The next examination of Indian Army organisation was by the Eden Committee, which met in 1879, and whose report was published in 1884.   It approved the continuance of the case and religious divisions of the Army:

“Our desire is to maintain the great national divisions of the army…. The armies of India should be divided into four complete and distinct bodies, to be called army corps, so distributed that they shall be deprived, as far as possible, of community of national sentiment and interests, and so organised, recruited and constituted as to act in time of excitement and disturbance as checks each upon the other.” (p.30).

This policy had already been borne out by the Mutiny, when the armies of the Bombay and Madras Presidencies, helped by the irregulars from the Punjab, which had all previously kept separate from each other, fought against the mutineers.   The Commission came to the conclusion that in the Bengal Army the policy of “divide and rule” was not being correctly put into practice:
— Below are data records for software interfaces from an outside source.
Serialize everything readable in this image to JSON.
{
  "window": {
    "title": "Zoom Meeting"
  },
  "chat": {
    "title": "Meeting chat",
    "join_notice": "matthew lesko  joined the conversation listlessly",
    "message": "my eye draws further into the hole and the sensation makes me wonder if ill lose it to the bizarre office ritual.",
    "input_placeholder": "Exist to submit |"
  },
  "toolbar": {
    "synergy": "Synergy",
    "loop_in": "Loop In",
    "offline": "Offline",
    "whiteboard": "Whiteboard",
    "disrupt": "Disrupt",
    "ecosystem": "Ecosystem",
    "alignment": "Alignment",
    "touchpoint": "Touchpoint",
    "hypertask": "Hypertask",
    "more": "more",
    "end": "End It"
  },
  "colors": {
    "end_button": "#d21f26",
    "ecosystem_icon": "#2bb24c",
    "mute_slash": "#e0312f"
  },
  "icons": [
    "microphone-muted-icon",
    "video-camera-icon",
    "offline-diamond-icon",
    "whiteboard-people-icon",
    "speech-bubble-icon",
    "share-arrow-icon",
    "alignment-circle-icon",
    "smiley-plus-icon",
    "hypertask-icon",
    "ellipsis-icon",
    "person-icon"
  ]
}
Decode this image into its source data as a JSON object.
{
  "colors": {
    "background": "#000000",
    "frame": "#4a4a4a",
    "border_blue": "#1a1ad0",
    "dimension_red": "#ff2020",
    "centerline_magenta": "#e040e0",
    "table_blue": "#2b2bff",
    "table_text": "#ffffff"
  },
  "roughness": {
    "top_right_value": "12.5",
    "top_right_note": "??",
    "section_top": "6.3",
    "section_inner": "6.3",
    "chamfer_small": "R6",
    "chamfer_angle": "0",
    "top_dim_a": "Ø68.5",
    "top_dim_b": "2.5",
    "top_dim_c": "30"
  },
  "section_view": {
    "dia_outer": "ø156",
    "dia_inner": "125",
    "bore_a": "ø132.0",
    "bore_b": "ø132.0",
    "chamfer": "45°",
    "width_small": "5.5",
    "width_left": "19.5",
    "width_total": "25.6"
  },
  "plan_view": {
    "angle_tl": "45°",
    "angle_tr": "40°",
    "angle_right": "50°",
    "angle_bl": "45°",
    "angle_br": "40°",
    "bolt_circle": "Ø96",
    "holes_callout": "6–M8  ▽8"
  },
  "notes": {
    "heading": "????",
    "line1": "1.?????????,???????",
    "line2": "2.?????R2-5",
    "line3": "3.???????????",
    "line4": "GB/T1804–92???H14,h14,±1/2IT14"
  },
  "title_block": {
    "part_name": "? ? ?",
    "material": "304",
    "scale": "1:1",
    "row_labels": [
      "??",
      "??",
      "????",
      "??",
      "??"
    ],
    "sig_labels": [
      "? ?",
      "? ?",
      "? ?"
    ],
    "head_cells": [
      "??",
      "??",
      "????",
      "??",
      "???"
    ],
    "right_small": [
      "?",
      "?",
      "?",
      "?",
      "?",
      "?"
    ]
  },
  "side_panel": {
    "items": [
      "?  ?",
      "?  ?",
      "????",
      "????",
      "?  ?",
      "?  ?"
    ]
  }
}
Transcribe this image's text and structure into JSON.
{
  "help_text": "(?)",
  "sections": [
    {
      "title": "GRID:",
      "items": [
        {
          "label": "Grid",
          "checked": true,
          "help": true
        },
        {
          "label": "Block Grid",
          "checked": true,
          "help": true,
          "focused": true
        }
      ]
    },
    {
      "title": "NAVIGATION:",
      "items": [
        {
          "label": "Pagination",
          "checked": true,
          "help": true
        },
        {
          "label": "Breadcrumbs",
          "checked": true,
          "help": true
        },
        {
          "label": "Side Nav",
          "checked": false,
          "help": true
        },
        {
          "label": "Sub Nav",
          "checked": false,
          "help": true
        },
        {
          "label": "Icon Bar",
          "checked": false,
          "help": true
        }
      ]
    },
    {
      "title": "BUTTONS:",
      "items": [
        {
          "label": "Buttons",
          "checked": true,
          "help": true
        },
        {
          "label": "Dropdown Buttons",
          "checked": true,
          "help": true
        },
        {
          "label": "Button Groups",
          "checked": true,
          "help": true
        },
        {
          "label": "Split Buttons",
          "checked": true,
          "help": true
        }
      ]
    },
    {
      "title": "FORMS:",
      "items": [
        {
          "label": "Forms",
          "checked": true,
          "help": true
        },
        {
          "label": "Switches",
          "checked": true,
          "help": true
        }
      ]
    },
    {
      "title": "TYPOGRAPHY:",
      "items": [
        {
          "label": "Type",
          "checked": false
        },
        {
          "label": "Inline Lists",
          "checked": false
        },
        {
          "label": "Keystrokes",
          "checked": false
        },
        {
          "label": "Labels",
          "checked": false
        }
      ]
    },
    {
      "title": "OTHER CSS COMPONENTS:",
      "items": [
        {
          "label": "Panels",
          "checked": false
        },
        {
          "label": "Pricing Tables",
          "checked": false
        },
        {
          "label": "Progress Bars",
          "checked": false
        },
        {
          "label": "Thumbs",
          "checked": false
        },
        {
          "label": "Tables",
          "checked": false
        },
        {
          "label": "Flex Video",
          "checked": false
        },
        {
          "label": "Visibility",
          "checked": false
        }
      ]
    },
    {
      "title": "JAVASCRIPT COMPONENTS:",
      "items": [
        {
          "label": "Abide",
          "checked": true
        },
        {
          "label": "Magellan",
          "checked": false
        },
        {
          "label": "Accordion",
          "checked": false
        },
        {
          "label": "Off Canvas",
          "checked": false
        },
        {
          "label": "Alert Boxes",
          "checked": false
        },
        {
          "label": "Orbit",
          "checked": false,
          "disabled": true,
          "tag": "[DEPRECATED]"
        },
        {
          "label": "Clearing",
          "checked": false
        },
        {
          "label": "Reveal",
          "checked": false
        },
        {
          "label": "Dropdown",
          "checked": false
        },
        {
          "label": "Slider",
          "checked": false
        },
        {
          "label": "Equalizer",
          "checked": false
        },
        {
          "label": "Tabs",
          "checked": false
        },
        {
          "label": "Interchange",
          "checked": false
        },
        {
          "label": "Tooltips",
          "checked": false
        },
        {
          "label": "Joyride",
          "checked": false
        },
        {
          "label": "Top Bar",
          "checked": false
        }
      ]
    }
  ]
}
“At the present time the Sikh and the Poorbia, the Mussalman from the Punjab and of Oudh, serve side by side in all parts of the vast and ill-defined tract called by the Bengal Presidency…

“The natural consequences are that the distinctive characteristics of the soldiers, both in creed and nationality, tend to amalgamate, and thus a common feeling is formulated which might dangerously unite them to a common end”  (p.32).

The advice of the Commission was to divide the Bengal Army into two halves, each separate and distinct, so as to prevent any possible recurrence of the Mutiny:

“In working out the deals of the propose division of the army, our main object has been to define the territorial formation of the Army of India with due regard to the great principle of ‘divide et impera.’”  (p.33).

The Moslems had been considered the most savagely anti-British element in the Mutiny, while the Hindus were considered the least seditious.  Therefore, while there were a few all-Hindu units, there were no all-Moslem units, and the majority of infantry battalions and cavalry regiments were made up of the different religions.   An infantry battalion might have one Punjabi Moslem, one Sikh and two Hindu companies.  The Hindus would usually be of different castes or races, such as Jats, Dogras, Brahmins, Kumaons or Rajputs.   A Number of Pathans and other Moslems from the North West Frontier Province and the Tribal Areas were also recruited as an offset to the Moslems from the Punjab.   The Indian Army, though extremely efficient as a fighting force, if not in its higher administration, was a body of separate little communities, each having little contact with the other, and the whole welded together by British officers.

Urdu was the common language in which orders were given.  As Urdu, or some similar language, is spoken by the majority of Indians, the language problem did not present any difficulty.

The organisation of the Indian Army upon communal lines was not just a phase of 19th century politics.  It was carried on up to the present day, except when emergency or necessity enforced a change.   It is noticeable that where caste or religious barriers are not recognised, as in the Royal Indian Navy, the situation that led to the Indian Mutiny arose once more and Moslem and Hindu united.

Communal distinction in the army is, in fact, a reflection of the consistent policy which has been applied to the whole of India and which has successfully held it under European rule for close on two hundred years.  The encouragement of communal distinction in the army has been paralleled by the encouragement of communal distinction among civilians;  this is “the great system of ‘divide et impera’” whose result has been the present political deadlock and the terrible massacres of Bengal, Bihar and the Punjab.